If you suspect Mycoplasma Gallisepticum, you should immediately quarantine your bird and reach out to your veterinarian regarding an antibacterial medication.
We’ve been hearing about it on the news for years. Bird flu is a potentially deadly disease in fowl that can spread to humans. So it’s essential to be extra vigilant here.
Bird Flu presents as sneezing, nasal discharge, swollen wattles and combs, and a decrease in egg production. Your chicken will also be very lethargic.
If you notice any of these symptoms in your chickens. They need to be taken to an avian veterinarian as soon as possible. You will also want to reach out to your doctor if you need to be treated as well.
Like Mycoplasma Gallisepticum, Infectious Coryza is also caused by bacteria. The first symptoms are usually sneezing and coughing, or struggling to breathe. You may also notice that their eyes swell and get clogged with discharge.
Thankfully, this disease is not usually deadly, but it is contagious, so it’s best to separate the sick bird from the rest of the flock and talk to your veterinarian about the best treatment.
Yes, chickens do get bronchitis just as humans do. And it is highly contagious throughout a flock of poultry. You will notice wheezing, sneezing, and coughing.
You may see your chicken struggle to breathe, and she may have discharge from her nose and eyes. Be sure to contact your veterinarian as soon as possible for treatment.
While Colibacillosis is an E Coli infection that can cause problems with a chicken’s digestive tract, it also affects its respiratory system.

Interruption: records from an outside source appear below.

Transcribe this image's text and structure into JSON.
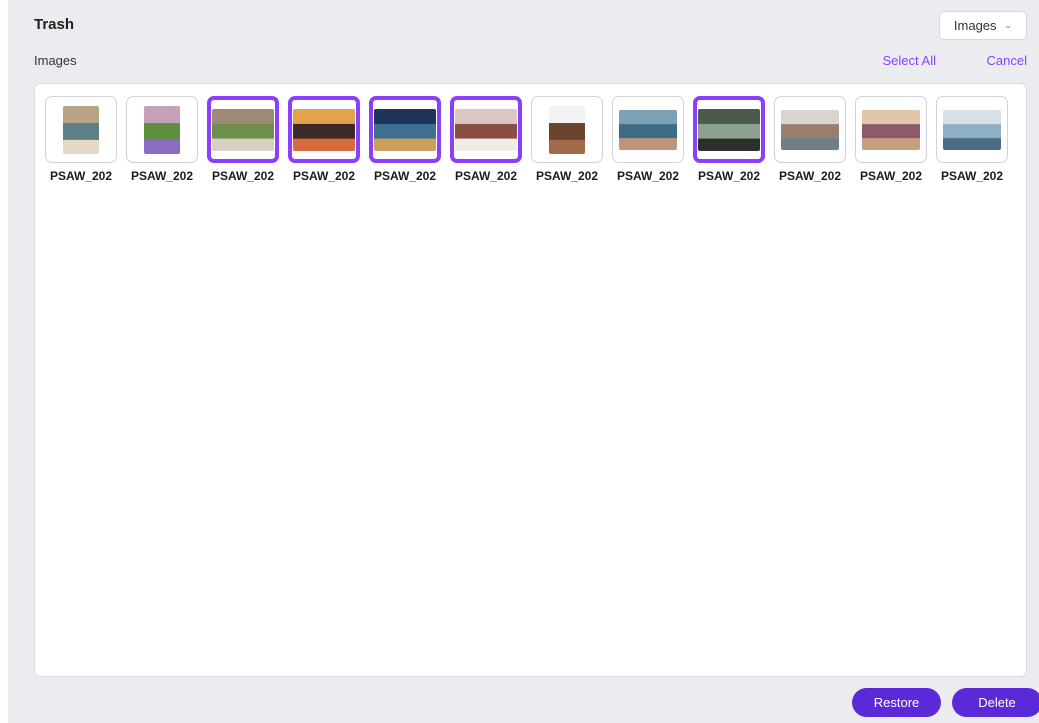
{
  "header": {
    "title": "Trash",
    "filter": {
      "selected": "Images",
      "icon": "chevron-down-icon"
    }
  },
  "toolbar": {
    "section_label": "Images",
    "select_all": "Select All",
    "cancel": "Cancel"
  },
  "items": [
    {
      "name": "PSAW_202",
      "selected": false,
      "orientation": "portrait",
      "colors": [
        "#b7a486",
        "#5d7f86",
        "#e6d8c4"
      ]
    },
    {
      "name": "PSAW_202",
      "selected": false,
      "orientation": "portrait",
      "colors": [
        "#c7a1b8",
        "#5e8f3e",
        "#8c6bc2"
      ]
    },
    {
      "name": "PSAW_202",
      "selected": true,
      "orientation": "land",
      "colors": [
        "#9c8a76",
        "#6e8f4b",
        "#d8d0c2"
      ]
    },
    {
      "name": "PSAW_202",
      "selected": true,
      "orientation": "land",
      "colors": [
        "#e1a34b",
        "#3c2a26",
        "#d66b3e"
      ]
    },
    {
      "name": "PSAW_202",
      "selected": true,
      "orientation": "land",
      "colors": [
        "#1e3458",
        "#3f6f8f",
        "#caa05a"
      ]
    },
    {
      "name": "PSAW_202",
      "selected": true,
      "orientation": "land",
      "colors": [
        "#d9c8c3",
        "#8a4f43",
        "#f1ebe6"
      ]
    },
    {
      "name": "PSAW_202",
      "selected": false,
      "orientation": "portrait",
      "colors": [
        "#f2f2f2",
        "#6b4430",
        "#a16b4b"
      ]
    },
    {
      "name": "PSAW_202",
      "selected": false,
      "orientation": "land",
      "colors": [
        "#7da1b4",
        "#3f6b86",
        "#c19377"
      ]
    },
    {
      "name": "PSAW_202",
      "selected": true,
      "orientation": "land",
      "colors": [
        "#4b5a4a",
        "#8ea08f",
        "#2a2f2a"
      ]
    },
    {
      "name": "PSAW_202",
      "selected": false,
      "orientation": "land",
      "colors": [
        "#d8d4cf",
        "#9a7e6d",
        "#6f7f8a"
      ]
    },
    {
      "name": "PSAW_202",
      "selected": false,
      "orientation": "land",
      "colors": [
        "#e0c7a8",
        "#8e5a6c",
        "#c6a07e"
      ]
    },
    {
      "name": "PSAW_202",
      "selected": false,
      "orientation": "land",
      "colors": [
        "#d6e1e7",
        "#8eb0c7",
        "#4d6b84"
      ]
    }
  ],
  "footer": {
    "restore": "Restore",
    "delete": "Delete"
  },
  "colors": {
    "accent": "#8a3ffc",
    "button": "#5a2ad8",
    "background": "#ebecef"
  }
}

As a result, sneezing and coughing are common, in addition to diarrhea and the chicken being unresponsive.
It can spread to chickens and humans and should be treated with antibiotics.
Newcastle Disease is an infectious disease that presents as other respiratory illnesses do. You will notice sneezing and coughing, discharge from the nose and eyes, and lethargy.
Newcastle Disease can be deadly if not treated, so it’s crucial to reach out to your avian veterinarian immediately.
Caused by the herpes virus, Infectious Laryngotracheitis, is a highly contagious disease seen in chickens. Symptoms can include coughing, sneezing, nasal discharge, and a severe struggle to breathe.
If not treated by a veterinarian, it can be deadly. However, if treated early on, the prognosis is usually good.
Parasitic Gapeworm is a nasty ailment that chickens can get in their trachea. Gapeworms will continue to grow and take up space in the windpipe. You will notice your chicken sneezing and coughing continuously to try to clear the mass.
Sadly, this does not help, and if Parasitic Gapeworm is not treated, it can eventually cause the chicken to suffocate. If you notice any of these symptoms in your chickens, get them to a veterinarian as soon as possible.
How Do I Prevent Sneezing and Illness in My Flock?
Many of these things can be prevented as long we do our due diligence. With proper care and being proactive, you increase the chances of your chickens staying healthy.
- Keep the Coop Clean and Dry
- Vaccinate Your Flock
Keep the Coop Clean and Dry
Nobody wants to live in a filthy house, including your chickens. If dust continues to build up, the greater the chances are that your chickens will be sneezing.
By not taking care of droppings, the chance of a respiratory infection increases as feces emits ammonia. Newcastle disease can also spread through feces.
A coop should always be kept dry to reduce the build-up of bacteria and mold.
Proper ventilation is also crucial as it will allow air to move freely, lessening the chances of your chicken getting ill.
Whenever you introduce new chickens, they should be quarantined for about two weeks. By keeping them separated, you will be able to see if they present with any signs of illness before you mix them in with the rest of the girls.
Vaccinate Your Flock
Vaccination is the easiest and most surefire way to keep your flock safe. You can vaccinate against Infectious Bronchitis, Newcastle Disease, and Infectious Laryngotrachetis.
By vaccinating the entire flock, you’ll save both them and yourself a lot of unnecessary worries.
While sneezing isn’t always a need for concern, it can be. But with proper care, you can prevent many illnesses. And if the time does arise for concern, make sure you see an avian veterinarian asap.